However, despite the various benefits of using Insights, I have also observed some significant drawbacks, such as not being able to embed the individual elements (map, bar chart, boxplot) from other platforms. The amount of visualizations and renderings can also be troublesome for users without high-speed internet access, and the difference in computer screen sizes may affect how the final visualization is displayed, even though this is something that has been addressed in both Web App Builder and Experience Builder. In using Insights for spatio-temporal analysis, the biggest disadvantage I found was that not being able to display 3D space-time visualizations while showing other supplementary information, this would have been easier if pop-ups were allowed or if contents could be embeded as multimedia.
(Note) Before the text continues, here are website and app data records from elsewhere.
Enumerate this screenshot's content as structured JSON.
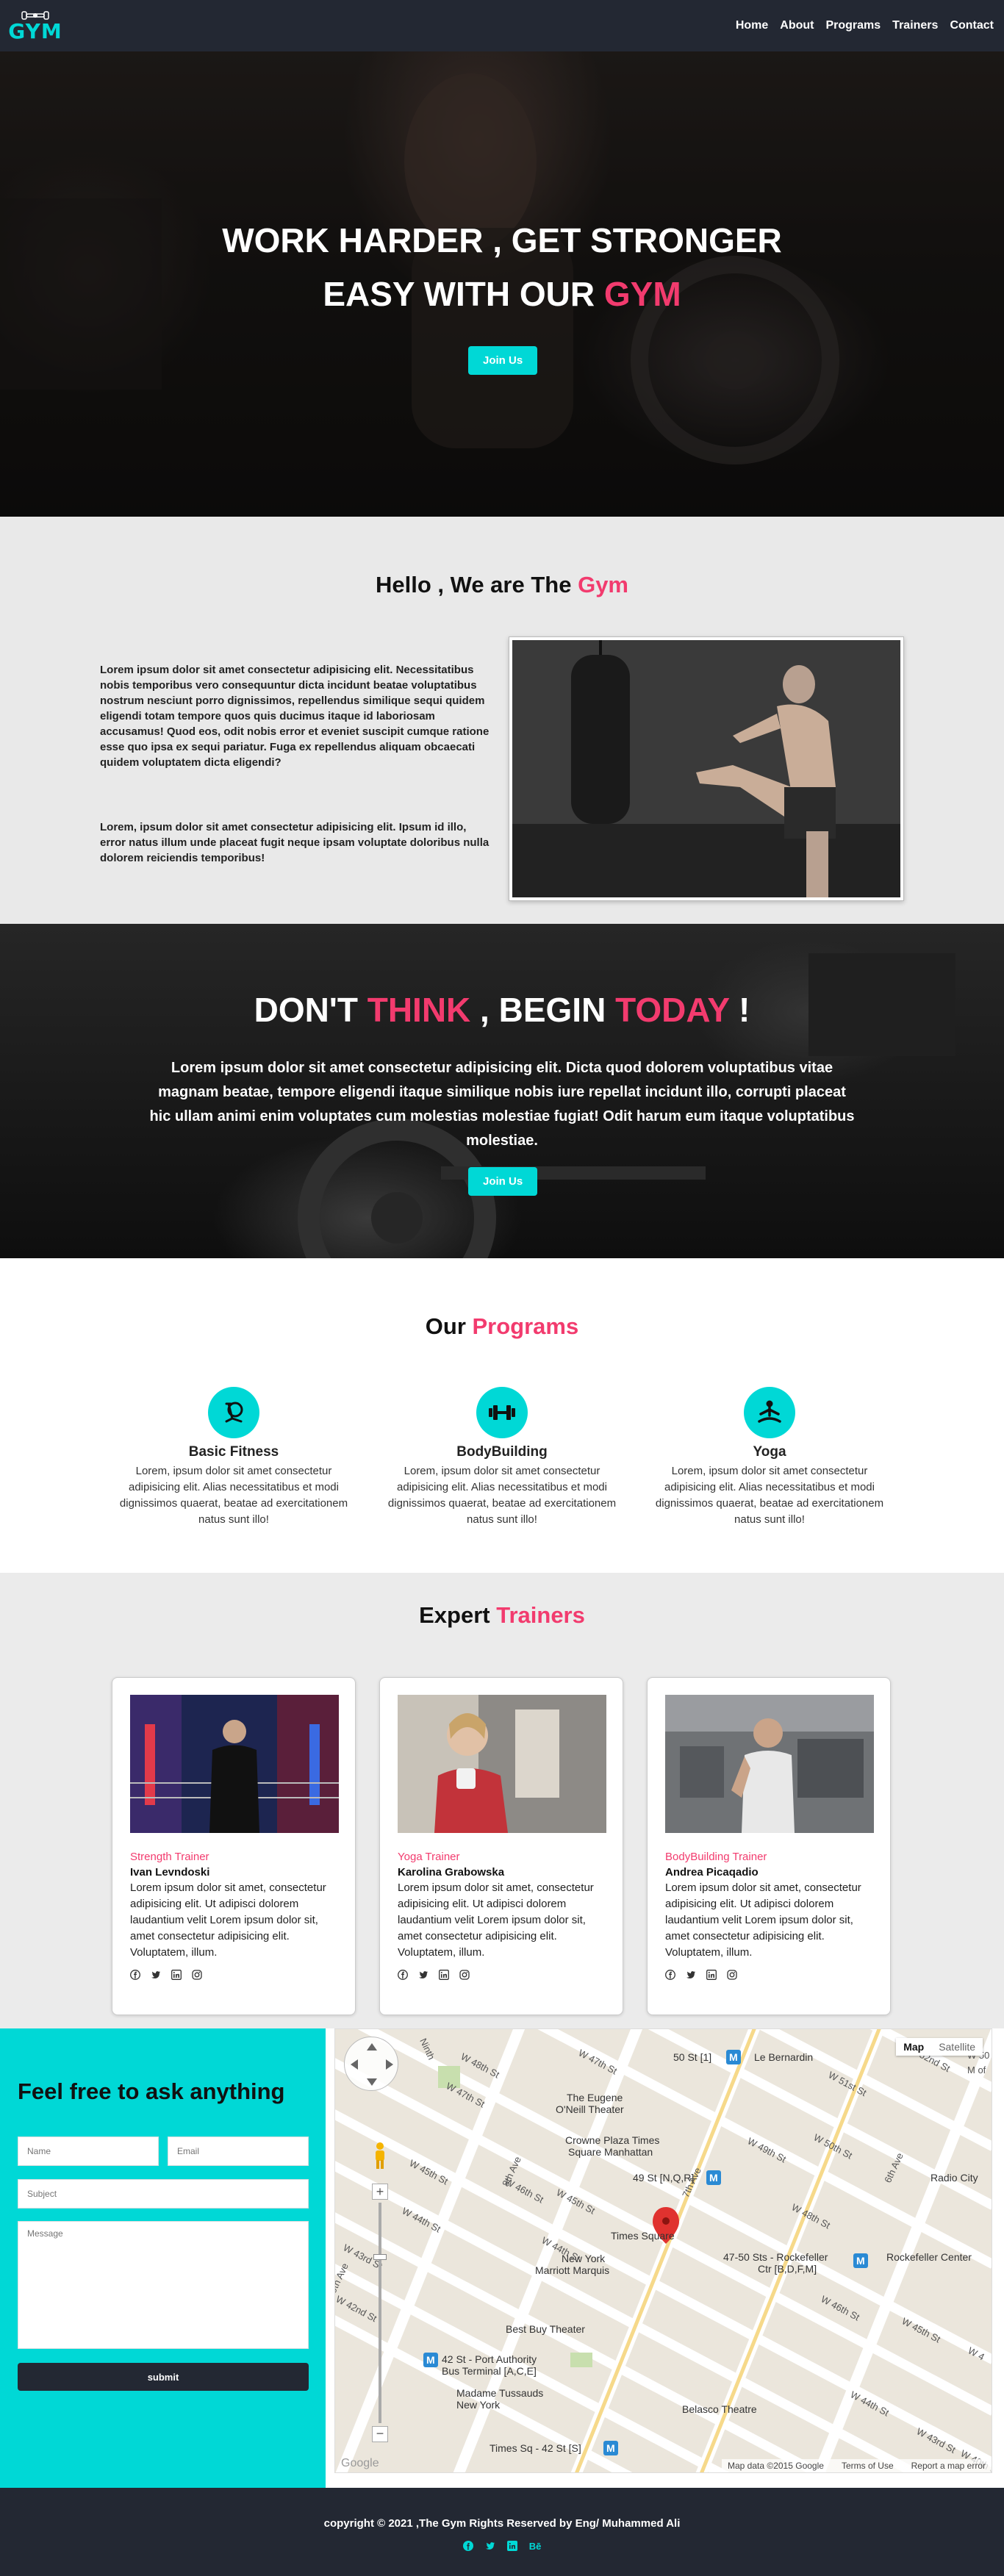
{
  "colors": {
    "accent_cyan": "#00d8d6",
    "accent_pink": "#f23b6e",
    "navbar": "#232833",
    "section_grey": "#e9e9e9"
  },
  "nav": {
    "logo_text": "GYM",
    "links": [
      "Home",
      "About",
      "Programs",
      "Trainers",
      "Contact"
    ]
  },
  "hero": {
    "line1": "WORK HARDER , GET STRONGER",
    "line2_prefix": "EASY WITH OUR ",
    "line2_accent": "GYM",
    "button": "Join Us"
  },
  "about": {
    "title_prefix": "Hello , We are The ",
    "title_accent": "Gym",
    "paragraph1": "Lorem ipsum dolor sit amet consectetur adipisicing elit. Necessitatibus nobis temporibus vero consequuntur dicta incidunt beatae voluptatibus nostrum nesciunt porro dignissimos, repellendus similique sequi quidem eligendi totam tempore quos quis ducimus itaque id laboriosam accusamus! Quod eos, odit nobis error et eveniet suscipit cumque ratione esse quo ipsa ex sequi pariatur. Fuga ex repellendus aliquam obcaecati quidem voluptatem dicta eligendi?",
    "paragraph2": "Lorem, ipsum dolor sit amet consectetur adipisicing elit. Ipsum id illo, error natus illum unde placeat fugit neque ipsam voluptate doloribus nulla dolorem reiciendis temporibus!"
  },
  "cta": {
    "t1": "DON'T ",
    "t2": "THINK",
    "t3": " , BEGIN ",
    "t4": "TODAY",
    "t5": " !",
    "text": "Lorem ipsum dolor sit amet consectetur adipisicing elit. Dicta quod dolorem voluptatibus vitae magnam beatae, tempore eligendi itaque similique nobis iure repellat incidunt illo, corrupti placeat hic ullam animi enim voluptates cum molestias molestiae fugiat! Odit harum eum itaque voluptatibus molestiae.",
    "button": "Join Us"
  },
  "programs": {
    "title_prefix": "Our ",
    "title_accent": "Programs",
    "items": [
      {
        "title": "Basic Fitness",
        "icon": "stationary-bike-icon",
        "text": "Lorem, ipsum dolor sit amet consectetur adipisicing elit. Alias necessitatibus et modi dignissimos quaerat, beatae ad exercitationem natus sunt illo!"
      },
      {
        "title": "BodyBuilding",
        "icon": "dumbbell-icon",
        "text": "Lorem, ipsum dolor sit amet consectetur adipisicing elit. Alias necessitatibus et modi dignissimos quaerat, beatae ad exercitationem natus sunt illo!"
      },
      {
        "title": "Yoga",
        "icon": "meditation-icon",
        "text": "Lorem, ipsum dolor sit amet consectetur adipisicing elit. Alias necessitatibus et modi dignissimos quaerat, beatae ad exercitationem natus sunt illo!"
      }
    ]
  },
  "trainers": {
    "title_prefix": "Expert ",
    "title_accent": "Trainers",
    "items": [
      {
        "role": "Strength Trainer",
        "name": "Ivan Levndoski",
        "text": "Lorem ipsum dolor sit amet, consectetur adipisicing elit. Ut adipisci dolorem laudantium velit Lorem ipsum dolor sit, amet consectetur adipisicing elit. Voluptatem, illum."
      },
      {
        "role": "Yoga Trainer",
        "name": "Karolina Grabowska",
        "text": "Lorem ipsum dolor sit amet, consectetur adipisicing elit. Ut adipisci dolorem laudantium velit Lorem ipsum dolor sit, amet consectetur adipisicing elit. Voluptatem, illum."
      },
      {
        "role": "BodyBuilding Trainer",
        "name": "Andrea Picaqadio",
        "text": "Lorem ipsum dolor sit amet, consectetur adipisicing elit. Ut adipisci dolorem laudantium velit Lorem ipsum dolor sit, amet consectetur adipisicing elit. Voluptatem, illum."
      }
    ],
    "social_icons": [
      "facebook-icon",
      "twitter-icon",
      "linkedin-icon",
      "instagram-icon"
    ]
  },
  "contact": {
    "title": "Feel free to ask anything",
    "name_placeholder": "Name",
    "email_placeholder": "Email",
    "subject_placeholder": "Subject",
    "message_placeholder": "Message",
    "submit": "submit"
  },
  "map": {
    "type_map": "Map",
    "type_satellite": "Satellite",
    "footer_data": "Map data ©2015 Google",
    "footer_terms": "Terms of Use",
    "footer_report": "Report a map error",
    "google_label": "Google",
    "labels": {
      "l1": "50 St [1]",
      "l2": "Le Bernardin",
      "l3": "The Eugene",
      "l4": "O'Neill Theater",
      "l5": "Crowne Plaza Times",
      "l6": "Square Manhattan",
      "l7": "49 St [N,Q,R]",
      "l8": "Radio City",
      "l9": "Times Square",
      "l10": "47-50 Sts - Rockefeller",
      "l11": "Ctr [B,D,F,M]",
      "l12": "Rockefeller Center",
      "l13": "New York",
      "l14": "Marriott Marquis",
      "l15": "Best Buy Theater",
      "l16": "42 St - Port Authority",
      "l17": "Bus Terminal [A,C,E]",
      "l18": "Madame Tussauds",
      "l19": "New York",
      "l20": "Belasco Theatre",
      "l21": "Times Sq - 42 St [S]",
      "s1": "W 48th St",
      "s2": "W 47th St",
      "s3": "W 46th St",
      "s4": "W 45th St",
      "s5": "W 44th St",
      "s6": "W 43rd St",
      "s7": "W 42nd St",
      "s8": "8th Ave",
      "s9": "7th Ave",
      "s10": "6th Ave",
      "s11": "W 52nd St",
      "s12": "W 51st St",
      "s13": "W 50th St",
      "s14": "W 49th St",
      "s15": "9th Ave",
      "s16": "W 47th St",
      "s17": "W 45th St",
      "s18": "W 44th St",
      "s19": "W 48th St",
      "s20": "W 46th St",
      "s21": "W 45th St",
      "s22": "W 44th St",
      "s23": "W 43rd St",
      "s24": "Ninth",
      "s25": "W 50",
      "s26": "M of",
      "s27": "W 4",
      "s28": "W 40th St"
    }
  },
  "footer": {
    "text": "copyright © 2021 ,The Gym Rights Reserved by Eng/ Muhammed Ali",
    "social_icons": [
      "facebook-icon",
      "twitter-icon",
      "linkedin-icon",
      "behance-icon"
    ],
    "behance_label": "Bē"
  }
}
- If I had more resources and time, I would pay closer attention to how the data was aggregated and processed. Given my limited knowledge in space-time analysis, I wasn’t able to fully understand all the factors that can contribute to bias and errors in the creation of space-time cubes, such as knowing how the number of spatial neighbours may affect final outcomes, how the various settings on the “Conceptualization of Spatial Relationships” (e.g. fixed distance, k-nearest neighbours and contiguity edges only) can affect calculations in the cluster and hotspot analysis.
- I also noticed that the boundaries of the public health regions aren’t necessary true because the coronavirus is not constrained within a specific boundary, thus having cases aggregated by a public health region would indeed creates a “Modifiable Unit Areal Problem“.
- A closer study that looks at the effects of movement between these health regions will be required to help us understand if we should study COVID-19 with boundaries. These resources and further studies will ensure effective communication of the data outcomes in the most accurate way possible.
 Miller, Harvey (2017). Time Geography and Space–Time Prism.The International Encyclopedia of Geography. DOI:10.1002/9781118786352.wbieg0431
 Miller, Jaegal, Y., & Raubal, M. (2019). Measuring the Geometric and Semantic Similarity of Space-Time Prisms Using Temporal Signatures. Annals of the American Association of Geographers, 109(3), 730–753. https://doi.org/10.1080/24694452.2018.1484686
 Miller, Jaegal, Y., & Raubal, M. (2019)